Students Name

October 19, 2017

Unit Name and Code


At no point can people achieve their goals without cooperating with others and often time this involves negotiation. By this definition, negotiation is the process whereby two parties communicate back and forth so as to reach a common agreement with regards to specific ideas and needs (Hofstede et al., 2012). Negotiation is an art where persuasion is used rather than power. The first thing to note is that negotiation is not a one-time transaction on the contrary negotiation is multistep process and is much complicated on the global context because of cultural interactions.
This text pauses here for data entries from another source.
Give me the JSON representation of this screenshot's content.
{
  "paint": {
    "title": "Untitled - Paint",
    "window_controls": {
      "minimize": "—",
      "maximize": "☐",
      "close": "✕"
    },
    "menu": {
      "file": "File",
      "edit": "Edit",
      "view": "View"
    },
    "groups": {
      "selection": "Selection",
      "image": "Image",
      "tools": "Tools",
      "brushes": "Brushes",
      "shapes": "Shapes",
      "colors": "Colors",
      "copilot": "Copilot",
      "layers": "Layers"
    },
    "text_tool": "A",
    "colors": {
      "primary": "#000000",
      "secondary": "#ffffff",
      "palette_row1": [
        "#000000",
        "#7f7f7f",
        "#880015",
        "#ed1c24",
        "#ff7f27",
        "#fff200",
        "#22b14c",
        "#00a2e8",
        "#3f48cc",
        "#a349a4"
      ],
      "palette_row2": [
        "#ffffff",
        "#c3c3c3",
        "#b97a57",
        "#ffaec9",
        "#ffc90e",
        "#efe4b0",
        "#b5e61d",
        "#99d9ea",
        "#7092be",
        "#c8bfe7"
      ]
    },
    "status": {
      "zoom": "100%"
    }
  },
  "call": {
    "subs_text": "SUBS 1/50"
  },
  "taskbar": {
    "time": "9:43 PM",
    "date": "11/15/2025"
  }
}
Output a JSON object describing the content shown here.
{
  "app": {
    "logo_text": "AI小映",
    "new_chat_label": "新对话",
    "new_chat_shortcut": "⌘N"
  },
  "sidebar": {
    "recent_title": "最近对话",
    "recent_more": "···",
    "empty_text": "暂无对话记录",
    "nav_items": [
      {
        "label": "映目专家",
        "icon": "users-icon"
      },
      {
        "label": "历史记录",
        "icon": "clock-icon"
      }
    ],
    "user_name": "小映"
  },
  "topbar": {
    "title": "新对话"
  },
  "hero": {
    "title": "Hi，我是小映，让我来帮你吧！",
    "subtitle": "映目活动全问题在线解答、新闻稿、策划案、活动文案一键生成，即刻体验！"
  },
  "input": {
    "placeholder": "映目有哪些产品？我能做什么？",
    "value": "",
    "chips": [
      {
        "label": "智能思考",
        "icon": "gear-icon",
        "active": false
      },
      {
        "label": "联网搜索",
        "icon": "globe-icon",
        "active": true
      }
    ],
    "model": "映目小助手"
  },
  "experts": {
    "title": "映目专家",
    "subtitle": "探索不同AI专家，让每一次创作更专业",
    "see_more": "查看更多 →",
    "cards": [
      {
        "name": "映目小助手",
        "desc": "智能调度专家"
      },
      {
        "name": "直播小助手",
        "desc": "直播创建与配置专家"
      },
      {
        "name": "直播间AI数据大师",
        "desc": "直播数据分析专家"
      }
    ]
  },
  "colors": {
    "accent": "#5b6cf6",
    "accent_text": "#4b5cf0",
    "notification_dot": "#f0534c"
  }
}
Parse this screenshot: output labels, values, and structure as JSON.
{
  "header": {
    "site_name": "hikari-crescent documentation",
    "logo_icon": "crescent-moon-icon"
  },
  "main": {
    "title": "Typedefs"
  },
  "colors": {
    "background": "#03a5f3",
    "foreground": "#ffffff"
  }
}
Negotiation can take a wide variety of steps, therefore there are no predefined steps to negotiating, according to Deresky (2013, pg. 145) the four stages of the negotiation process involves preparation, consideration of the tasks at hand, general principles, and the quantity of influential people present. On the other hand, other authors list preparation, information exchange, validation, bargain, conclusion as well as execution (Adair et al., 2013). It’s important to otherwise note that all of these steps are equally important and differ because of differing management styles and cultures but the bottom line is that both parties should be able to sign off a deal, it’s a give and take situation and the objective is primarily to forge a win-win agreement.

There are innumerable negotiation styles, that are strongly influences by contemporary theoretical milieu but negotiation styles are in most cases categorized under accommodating, avoiding, collaborating, competing and compromising that are in most cases based the outcomes which may include integrative and distributive features of the agreement(Hofstede et al., 2012). In sum, regardless of the approach, negotiation strategies are highly contingent and thereby vary as per the situation in hand. Effective communication is key to successful interaction and communication. What would happen if negotiation fails to reach the desired goal? Of course, there is need to change and thus there is no fit it all style for negotiation.

Response One

Indeed, negotiation can be looked at from lenses of cross cultural management especially if the same is from a global perspective. While negotiation can be looked at as a science, i feel that limiting oneself to following predefined rules cannot always give the best results. As argued above, negotiation is highly contingent, and there is therefore need to gauge the situation that may not necessarily follow predefined rules. Different authors present varying stages to negotiation therefore there isn’t a one fit it all response to stages involved in negotiation process. Much as all the stages mentioned above are important, it’s important to note that communication is fundamental to having successful results (Engle et al., 2013).

Response Two

An escalating and globalized business world means that international negotiations are inevitable in an organizational context. Negotiating from a cultural perspective presents a wide range of challenges. To succeed in global business it’s important to understand the multicultural context that shapes the organization (Hofstede et al., 2012). For example it may be much easier to negotiate with people from the same culture compared to those of disparate cultural values, traditions, beliefs and attitudes. In retrospect, skillful negotiators should be culturally intelligent and sensitivity to be effective. The academic sphere of business negotiation has mixed viewpoints towards the relationship between culture and the behavior of negotiation but the bottom line perspective is that successful negotiations are underlined  in understanding cultural variability’s and  matching the negotiation style with the situation(Adair et al., 2013).


Adair, W. L., Taylor, M., Chu, J., Ethier, N., Xiong, T., Okumura, T., & Brett, J. (2013). Effective Influence in Negotiation. International Studies Of Management & Organization43(4), 6-25. doi:10.2753/IMO0020-8825430401  URL: “”&HYPERLINK “”db=bthHYPERLINK “”&HYPERLINK “”AN=93255245HYPERLINK “”&HYPERLINK “”site=ehost-liveHYPERLINK “”&HYPERLINK “”scope=site

Engle, R. L., Elahee, M. N., & Tatoglu, E. (2013). Antecedents of problem-solving cross-cultural negotiation style: Some preliminary evidence. Journal of Applied Management and Entrepreneurship, 18(2), 83-102. Retrieved from

Hofstede, G. J., Jonker, C. M., & Verwaart, T. (2012). Cultural differentiation of negotiating agents. Group Decision and Negotiation, 21(1), 79-98. doi:  URL: “″&HYPERLINK “″accountid=8289